French hydrogen company, Lhyfe, cracked a bottle of champagne over the “world’s first” offshore hydrogen platform.
Set to produce green hydrogen, the platform will receive all of its power from a nearby offshore wind farm.
Launching from Saint-Nazaire on the west coast of France the “Sealhyfe” platform is starting an 18-month experimental period at quay then off the coast of Le Croisic, on an offshore testing site operated by French engineering school Centrale Nantes.
Together with its partner, Plug Power, Lhyfe developed the first electrolyser capable of operating on a floating platform.
Lhyfe first perfected the act of producing hydrogen from seawater at its Bouin-based onshore facility.
Here sea water is pumped into the plant and purified before being broken down into H2 (hydrogen) and oxygen.
This site is also powered by wind, in this instance, power is received from nearby, onshore, turbines.
This site currently produces 300kg of H2 per day and sells its product to a nearby petrol station for fuelling hydrogen cars and busses, a Lidl supermarket to power forklifts, and other as yet undisclosed buyers.
Out of Putin’s Pocket
At the offshore platform’s inauguration, Lhyfe chief executive, Matthieu Guesné said: “Putin has the price of electricity and gas in his hands.”
Guesné went on to explain the importance of reducing France’s energy imports, something the UK can relate to as prices skyrocket.
The Lhyfe boss claimed that despite France only taking responsibility for 4% of Europe’s maritime space, if used for hydrogen production the country would produce enough to replace Russian gas.
Technical direction, strategic partnerships at Lhyfe, Thomas Créach said: “The demonstrator is only the first step to prove what we can do.”
Life aims to produce 3GW of hydrogen energy by 2030.
The region that the Sealhyfe is set to dock from looks to become a leading producer of hydrogen.
At the inauguration, it was explained that the town of Saint-Nazaire is one built on industry and the region hopes to use hydrogen production to create new jobs.
Guesné also added: “At Lhyfe, we have only one aim: to leave a more breathable planet for our children. This is why we once again wanted to take up a major technological challenge, to prove – by producing hydrogen at sea for the first time – that it is possible to do it as of today. By paving the way for the mass production of renewable hydrogen at sea, Sealhyfe is fully in line with the EU’s strategy to deploy an offshore hydrogen chain, and wishes to help build the energy sovereignty of countries.”

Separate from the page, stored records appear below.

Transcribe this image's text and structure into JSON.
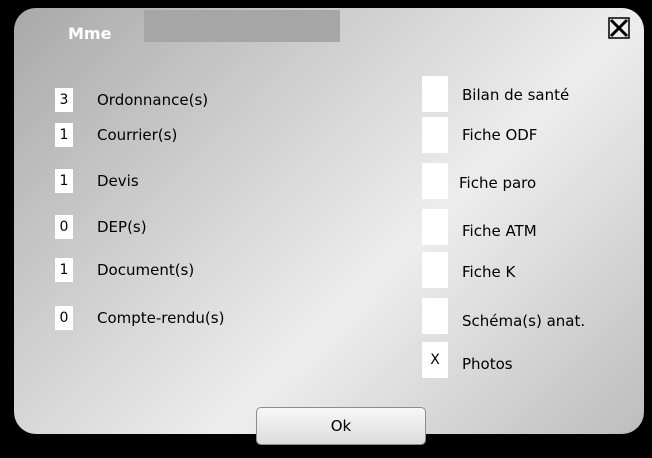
{
  "window": {
    "title": "Mme",
    "close_label": "X"
  },
  "documents": [
    {
      "count": "3",
      "label": "Ordonnance(s)"
    },
    {
      "count": "1",
      "label": "Courrier(s)"
    },
    {
      "count": "1",
      "label": "Devis"
    },
    {
      "count": "0",
      "label": "DEP(s)"
    },
    {
      "count": "1",
      "label": "Document(s)"
    },
    {
      "count": "0",
      "label": "Compte-rendu(s)"
    }
  ],
  "checks": [
    {
      "mark": "",
      "label": "Bilan de santé"
    },
    {
      "mark": "",
      "label": "Fiche ODF"
    },
    {
      "mark": "",
      "label": "Fiche paro"
    },
    {
      "mark": "",
      "label": "Fiche ATM"
    },
    {
      "mark": "",
      "label": "Fiche K"
    },
    {
      "mark": "",
      "label": "Schéma(s) anat."
    },
    {
      "mark": "X",
      "label": "Photos"
    }
  ],
  "ok_label": "Ok"
}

Bringing the UK to Lhyfe
The French company recently expanded to the UK, setting up shop in Newcastle.
This new team will be led by Colin Brown, a geordie that is passionate to bring hydrogen energy to his home town.
When asked if Lhyfe’s offshore hydrogen technology could be used in the UK, he said: “This [Saint-Nazaire] is where renewable electrolysis offshore starts but you can’t just jump from nothing to a huge platform, you’ve got to start somewhere.
“If you’re looking in the UK, the amount of offshore generation potential and the number of offshore wind farms that are currently in development in the UK, they can’t all be grid connected so we need to get as much green electricity onto the grid as we can but we can also use what’s not on the grid to produce green hydrogen.”